  • Employers have the option to adopt the distribution and loan rules under the CARES Act. An employer can decide to what extent they decide to amend the plan provisions to allow for the coronavirus related distributions. Even if an employer does not treat the distribution as coronavirus-related, a qualified individual is able to treat a distribution that meets the requirements of a coronavirus-related distribution as coronavirus-related on the individual's federal income tax return.
  • Retirement plan administrators may rely on an individual’s self-certification that they meet the requirements to be classified as a qualified individual unless the plan administrator knows the individual does not meet the requirements.
  • Qualified individuals can designate eligible distributions from retirement plans on Form 1040 when filing their income tax returns. Form 8915-E (which is expected to be available before the end of 2020) will be used to report the amount of the coronavirus distribution included in income for the year as well as the repayment of these distributions.

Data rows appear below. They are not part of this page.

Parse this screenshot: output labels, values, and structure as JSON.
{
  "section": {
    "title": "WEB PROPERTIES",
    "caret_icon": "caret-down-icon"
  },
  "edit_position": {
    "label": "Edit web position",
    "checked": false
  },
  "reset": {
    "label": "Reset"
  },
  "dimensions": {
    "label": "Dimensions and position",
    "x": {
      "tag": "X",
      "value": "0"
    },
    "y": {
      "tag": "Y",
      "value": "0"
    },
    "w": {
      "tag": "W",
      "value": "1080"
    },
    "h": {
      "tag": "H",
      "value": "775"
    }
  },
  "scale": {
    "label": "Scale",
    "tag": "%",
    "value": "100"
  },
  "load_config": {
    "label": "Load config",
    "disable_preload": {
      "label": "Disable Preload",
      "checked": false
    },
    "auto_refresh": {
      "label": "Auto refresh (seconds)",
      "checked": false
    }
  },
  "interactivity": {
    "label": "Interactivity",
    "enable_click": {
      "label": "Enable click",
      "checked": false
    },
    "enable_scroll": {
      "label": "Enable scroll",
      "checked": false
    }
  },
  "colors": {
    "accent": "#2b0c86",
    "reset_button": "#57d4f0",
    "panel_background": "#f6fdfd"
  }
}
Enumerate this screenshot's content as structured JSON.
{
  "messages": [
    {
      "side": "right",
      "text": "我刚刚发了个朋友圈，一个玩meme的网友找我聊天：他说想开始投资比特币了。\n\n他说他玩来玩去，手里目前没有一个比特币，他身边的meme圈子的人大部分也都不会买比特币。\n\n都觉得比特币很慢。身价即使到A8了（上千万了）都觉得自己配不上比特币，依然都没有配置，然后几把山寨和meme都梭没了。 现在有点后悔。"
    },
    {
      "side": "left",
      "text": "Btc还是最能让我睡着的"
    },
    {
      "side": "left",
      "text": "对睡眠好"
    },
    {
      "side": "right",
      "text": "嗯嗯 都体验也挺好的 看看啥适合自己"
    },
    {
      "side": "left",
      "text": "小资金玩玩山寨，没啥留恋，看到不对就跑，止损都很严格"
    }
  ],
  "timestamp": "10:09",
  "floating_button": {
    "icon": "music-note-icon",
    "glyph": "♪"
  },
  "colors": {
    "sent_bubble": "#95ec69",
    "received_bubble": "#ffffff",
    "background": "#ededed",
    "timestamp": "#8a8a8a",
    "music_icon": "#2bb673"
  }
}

  • Retirement Plan Administrators will be required to report the coronavirus-related retirement plan distributions on Form 1099-R even if the repayment takes place in the same year. The IRS is expected to provide more information on how to report these distributions at a later time.

If you have any questions about whether any of the provisions in the CARES Act apply to you, or any questions regarding the recently released FAQs, please contact your HBK Tax advisor.

About the Author(s)
Sarah Nicole Gaymon, CPA is a Senior Manager in the Tax Advisory Group at HBK CPAs & Consultants located in the West Palm Beach office, specializing in trusts and estates. Sarah’s background includes tax compliance and tax consulting for high net worth individuals, family groups, trusts, estates, and gift tax issues.
Hill, Barth & King LLC has prepared this material for informational purposes only. Any tax advice contained in this communication (including any attachments) is not intended or written to be used, and cannot be used, for the purpose of (i) avoiding penalties under the Internal Revenue Code or under any state or local tax law or (ii) promoting, marketing or recommending to another party any transaction or matter addressed herein. Please do not hesitate to contact us if you have any questions regarding the matter.